WORK REQUIRED
Every line of the data must be copied exactly.

STORED DATA
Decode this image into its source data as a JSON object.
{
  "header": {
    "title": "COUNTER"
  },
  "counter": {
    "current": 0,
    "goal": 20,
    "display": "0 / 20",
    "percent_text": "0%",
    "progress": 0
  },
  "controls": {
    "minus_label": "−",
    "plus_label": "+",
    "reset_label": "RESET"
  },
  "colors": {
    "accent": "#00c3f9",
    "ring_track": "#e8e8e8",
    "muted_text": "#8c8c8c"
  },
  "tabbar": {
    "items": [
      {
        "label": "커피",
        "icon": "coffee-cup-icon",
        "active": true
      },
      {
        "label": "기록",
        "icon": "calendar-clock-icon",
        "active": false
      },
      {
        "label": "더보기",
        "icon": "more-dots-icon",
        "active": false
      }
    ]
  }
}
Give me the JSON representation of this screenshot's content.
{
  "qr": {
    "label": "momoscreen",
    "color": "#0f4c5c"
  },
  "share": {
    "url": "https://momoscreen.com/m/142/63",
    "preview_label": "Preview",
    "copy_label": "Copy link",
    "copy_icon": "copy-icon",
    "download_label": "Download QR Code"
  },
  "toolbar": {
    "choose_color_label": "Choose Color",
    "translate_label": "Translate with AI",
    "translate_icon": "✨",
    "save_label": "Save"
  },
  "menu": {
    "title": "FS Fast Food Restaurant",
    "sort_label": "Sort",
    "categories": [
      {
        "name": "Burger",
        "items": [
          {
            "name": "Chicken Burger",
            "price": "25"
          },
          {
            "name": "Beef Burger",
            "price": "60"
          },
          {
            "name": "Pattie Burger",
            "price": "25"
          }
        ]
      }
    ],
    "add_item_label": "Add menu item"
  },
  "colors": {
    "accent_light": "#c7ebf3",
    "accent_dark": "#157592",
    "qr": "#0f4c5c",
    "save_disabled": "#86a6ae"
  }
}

EXERCISE ANSWER
Decode this image into its source data as a JSON object.
{
  "header": {
    "title": "COUNTER"
  },
  "counter": {
    "current": 0,
    "goal": 20,
    "display": "0 / 20",
    "percent_text": "0%",
    "progress": 0
  },
  "controls": {
    "minus_label": "−",
    "plus_label": "+",
    "reset_label": "RESET"
  },
  "colors": {
    "accent": "#00c3f9",
    "ring_track": "#e8e8e8",
    "muted_text": "#8c8c8c"
  },
  "tabbar": {
    "items": [
      {
        "label": "커피",
        "icon": "coffee-cup-icon",
        "active": true
      },
      {
        "label": "기록",
        "icon": "calendar-clock-icon",
        "active": false
      },
      {
        "label": "더보기",
        "icon": "more-dots-icon",
        "active": false
      }
    ]
  }
}
Give me the JSON representation of this screenshot's content.
{
  "qr": {
    "label": "momoscreen",
    "color": "#0f4c5c"
  },
  "share": {
    "url": "https://momoscreen.com/m/142/63",
    "preview_label": "Preview",
    "copy_label": "Copy link",
    "copy_icon": "copy-icon",
    "download_label": "Download QR Code"
  },
  "toolbar": {
    "choose_color_label": "Choose Color",
    "translate_label": "Translate with AI",
    "translate_icon": "✨",
    "save_label": "Save"
  },
  "menu": {
    "title": "FS Fast Food Restaurant",
    "sort_label": "Sort",
    "categories": [
      {
        "name": "Burger",
        "items": [
          {
            "name": "Chicken Burger",
            "price": "25"
          },
          {
            "name": "Beef Burger",
            "price": "60"
          },
          {
            "name": "Pattie Burger",
            "price": "25"
          }
        ]
      }
    ],
    "add_item_label": "Add menu item"
  },
  "colors": {
    "accent_light": "#c7ebf3",
    "accent_dark": "#157592",
    "qr": "#0f4c5c",
    "save_disabled": "#86a6ae"
  }
}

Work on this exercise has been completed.